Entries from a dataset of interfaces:
━━━━━━━━━━━━━━━━━━━━━━━━━━━━━━

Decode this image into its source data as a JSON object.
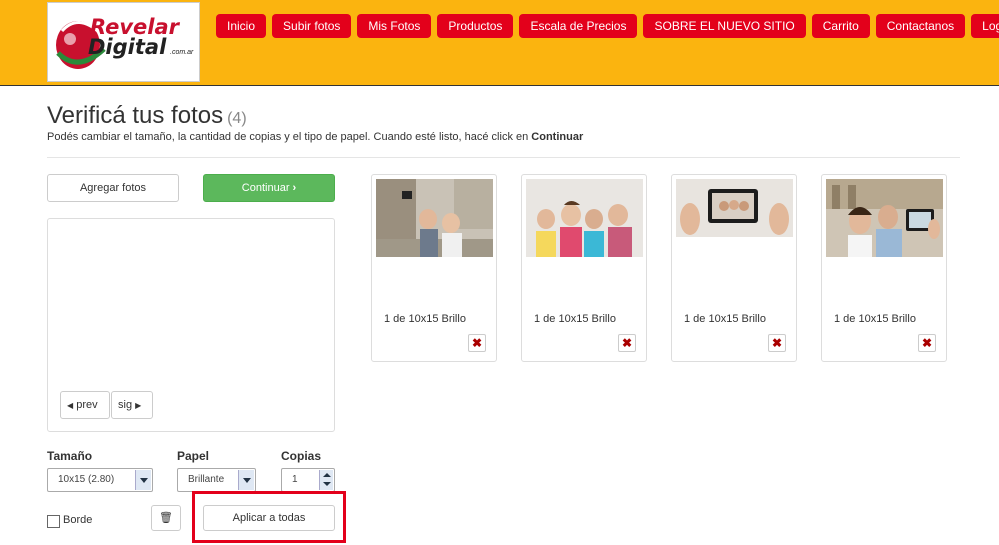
{
  "logo": {
    "line1": "Revelar",
    "line2": "Digital",
    "suffix": ".com.ar"
  },
  "nav": {
    "inicio": "Inicio",
    "subir": "Subir fotos",
    "mis_fotos": "Mis Fotos",
    "productos": "Productos",
    "escala": "Escala de Precios",
    "sobre": "SOBRE EL NUEVO SITIO",
    "carrito": "Carrito",
    "contacto": "Contactanos",
    "login": "Login"
  },
  "page": {
    "title": "Verificá tus fotos",
    "count": "(4)",
    "subtitle": "Podés cambiar el tamaño, la cantidad de copias y el tipo de papel. Cuando esté listo, hacé click en",
    "subtitle_bold": "Continuar"
  },
  "actions": {
    "add": "Agregar fotos",
    "continue": "Continuar"
  },
  "pager": {
    "prev": "prev",
    "next": "sig"
  },
  "options": {
    "size_label": "Tamaño",
    "size_value": "10x15 (2.80)",
    "paper_label": "Papel",
    "paper_value": "Brillante",
    "copies_label": "Copias",
    "copies_value": "1",
    "border_label": "Borde",
    "apply_all": "Aplicar a todas"
  },
  "photos": [
    {
      "caption": "1 de 10x15 Brillo"
    },
    {
      "caption": "1 de 10x15 Brillo"
    },
    {
      "caption": "1 de 10x15 Brillo"
    },
    {
      "caption": "1 de 10x15 Brillo"
    }
  ]
}
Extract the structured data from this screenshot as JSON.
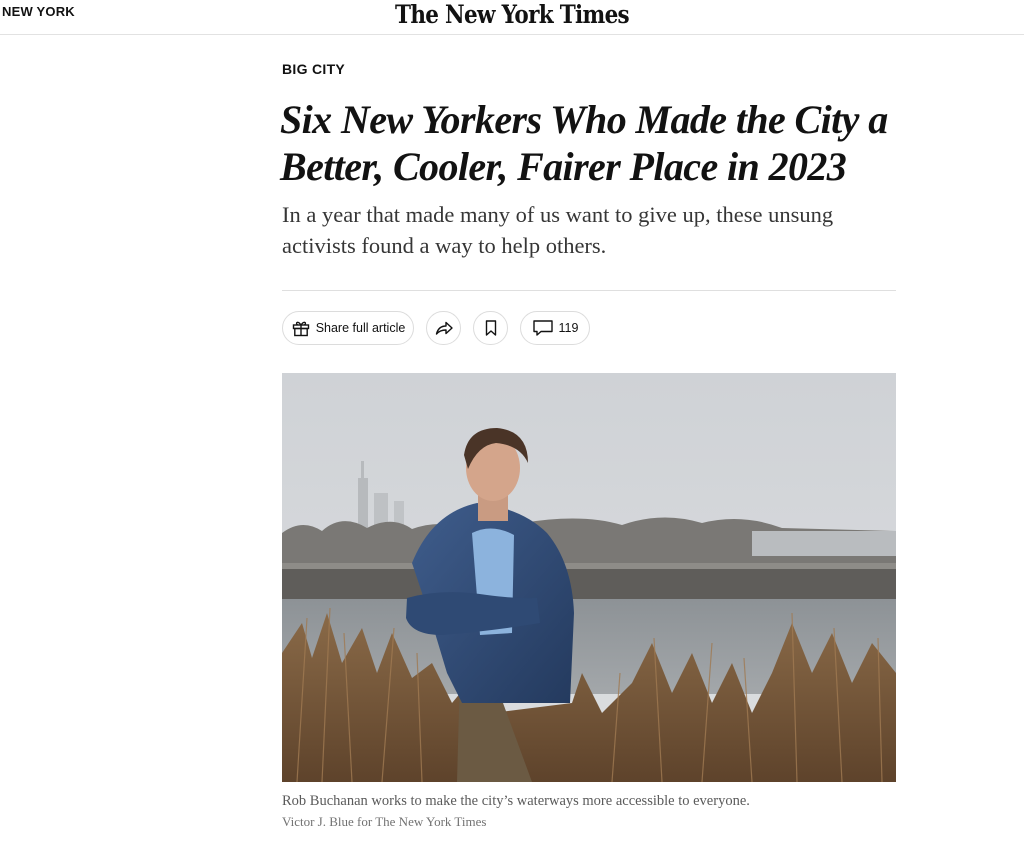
{
  "header": {
    "section": "NEW YORK",
    "logo": "The New York Times"
  },
  "article": {
    "kicker": "BIG CITY",
    "headline": "Six New Yorkers Who Made the City a Better, Cooler, Fairer Place in 2023",
    "summary": "In a year that made many of us want to give up, these unsung activists found a way to help others."
  },
  "toolbar": {
    "share_label": "Share full article",
    "comment_count": "119",
    "icons": {
      "share": "gift-icon",
      "forward": "share-arrow-icon",
      "save": "bookmark-icon",
      "comments": "comment-bubble-icon"
    }
  },
  "image": {
    "caption": "Rob Buchanan works to make the city’s waterways more accessible to everyone.",
    "credit": "Victor J. Blue for The New York Times"
  }
}
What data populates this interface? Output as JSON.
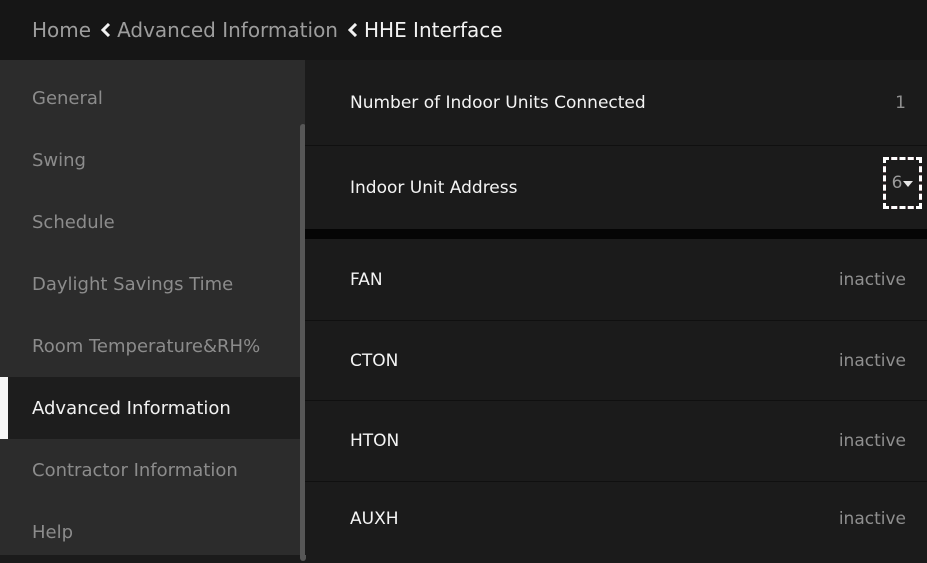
{
  "breadcrumb": {
    "home": "Home",
    "parent": "Advanced Information",
    "current": "HHE Interface"
  },
  "sidebar": {
    "items": [
      {
        "label": "General"
      },
      {
        "label": "Swing"
      },
      {
        "label": "Schedule"
      },
      {
        "label": "Daylight Savings Time"
      },
      {
        "label": "Room Temperature&RH%"
      },
      {
        "label": "Advanced Information",
        "active": true
      },
      {
        "label": "Contractor Information"
      },
      {
        "label": "Help"
      }
    ]
  },
  "main": {
    "units_connected": {
      "label": "Number of Indoor Units Connected",
      "value": "1"
    },
    "indoor_address": {
      "label": "Indoor Unit Address",
      "value": "6"
    },
    "signals": [
      {
        "label": "FAN",
        "value": "inactive"
      },
      {
        "label": "CTON",
        "value": "inactive"
      },
      {
        "label": "HTON",
        "value": "inactive"
      },
      {
        "label": "AUXH",
        "value": "inactive"
      }
    ]
  },
  "colors": {
    "background": "#1b1b1b",
    "sidebar": "#2c2c2c",
    "header": "#161616",
    "highlight_red": "#c0213a"
  },
  "icons": [
    "chevron-left-icon",
    "dropdown-caret-icon"
  ]
}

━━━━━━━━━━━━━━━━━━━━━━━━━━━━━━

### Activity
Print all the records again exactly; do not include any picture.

### Written answer
Decode this image into its source data as a JSON object.
{
  "logo": {
    "line1": "Revelar",
    "line2": "Digital",
    "suffix": ".com.ar"
  },
  "nav": {
    "inicio": "Inicio",
    "subir": "Subir fotos",
    "mis_fotos": "Mis Fotos",
    "productos": "Productos",
    "escala": "Escala de Precios",
    "sobre": "SOBRE EL NUEVO SITIO",
    "carrito": "Carrito",
    "contacto": "Contactanos",
    "login": "Login"
  },
  "page": {
    "title": "Verificá tus fotos",
    "count": "(4)",
    "subtitle": "Podés cambiar el tamaño, la cantidad de copias y el tipo de papel. Cuando esté listo, hacé click en",
    "subtitle_bold": "Continuar"
  },
  "actions": {
    "add": "Agregar fotos",
    "continue": "Continuar"
  },
  "pager": {
    "prev": "prev",
    "next": "sig"
  },
  "options": {
    "size_label": "Tamaño",
    "size_value": "10x15 (2.80)",
    "paper_label": "Papel",
    "paper_value": "Brillante",
    "copies_label": "Copias",
    "copies_value": "1",
    "border_label": "Borde",
    "apply_all": "Aplicar a todas"
  },
  "photos": [
    {
      "caption": "1 de 10x15 Brillo"
    },
    {
      "caption": "1 de 10x15 Brillo"
    },
    {
      "caption": "1 de 10x15 Brillo"
    },
    {
      "caption": "1 de 10x15 Brillo"
    }
  ]
}
Extract the structured data from this screenshot as JSON.
{
  "header": {
    "section": "NEW YORK",
    "logo": "The New York Times"
  },
  "article": {
    "kicker": "BIG CITY",
    "headline": "Six New Yorkers Who Made the City a Better, Cooler, Fairer Place in 2023",
    "summary": "In a year that made many of us want to give up, these unsung activists found a way to help others."
  },
  "toolbar": {
    "share_label": "Share full article",
    "comment_count": "119",
    "icons": {
      "share": "gift-icon",
      "forward": "share-arrow-icon",
      "save": "bookmark-icon",
      "comments": "comment-bubble-icon"
    }
  },
  "image": {
    "caption": "Rob Buchanan works to make the city’s waterways more accessible to everyone.",
    "credit": "Victor J. Blue for The New York Times"
  }
}
What data populates this interface? Output as JSON.
{
  "breadcrumb": {
    "home": "Home",
    "parent": "Advanced Information",
    "current": "HHE Interface"
  },
  "sidebar": {
    "items": [
      {
        "label": "General"
      },
      {
        "label": "Swing"
      },
      {
        "label": "Schedule"
      },
      {
        "label": "Daylight Savings Time"
      },
      {
        "label": "Room Temperature&RH%"
      },
      {
        "label": "Advanced Information",
        "active": true
      },
      {
        "label": "Contractor Information"
      },
      {
        "label": "Help"
      }
    ]
  },
  "main": {
    "units_connected": {
      "label": "Number of Indoor Units Connected",
      "value": "1"
    },
    "indoor_address": {
      "label": "Indoor Unit Address",
      "value": "6"
    },
    "signals": [
      {
        "label": "FAN",
        "value": "inactive"
      },
      {
        "label": "CTON",
        "value": "inactive"
      },
      {
        "label": "HTON",
        "value": "inactive"
      },
      {
        "label": "AUXH",
        "value": "inactive"
      }
    ]
  },
  "colors": {
    "background": "#1b1b1b",
    "sidebar": "#2c2c2c",
    "header": "#161616",
    "highlight_red": "#c0213a"
  },
  "icons": [
    "chevron-left-icon",
    "dropdown-caret-icon"
  ]
}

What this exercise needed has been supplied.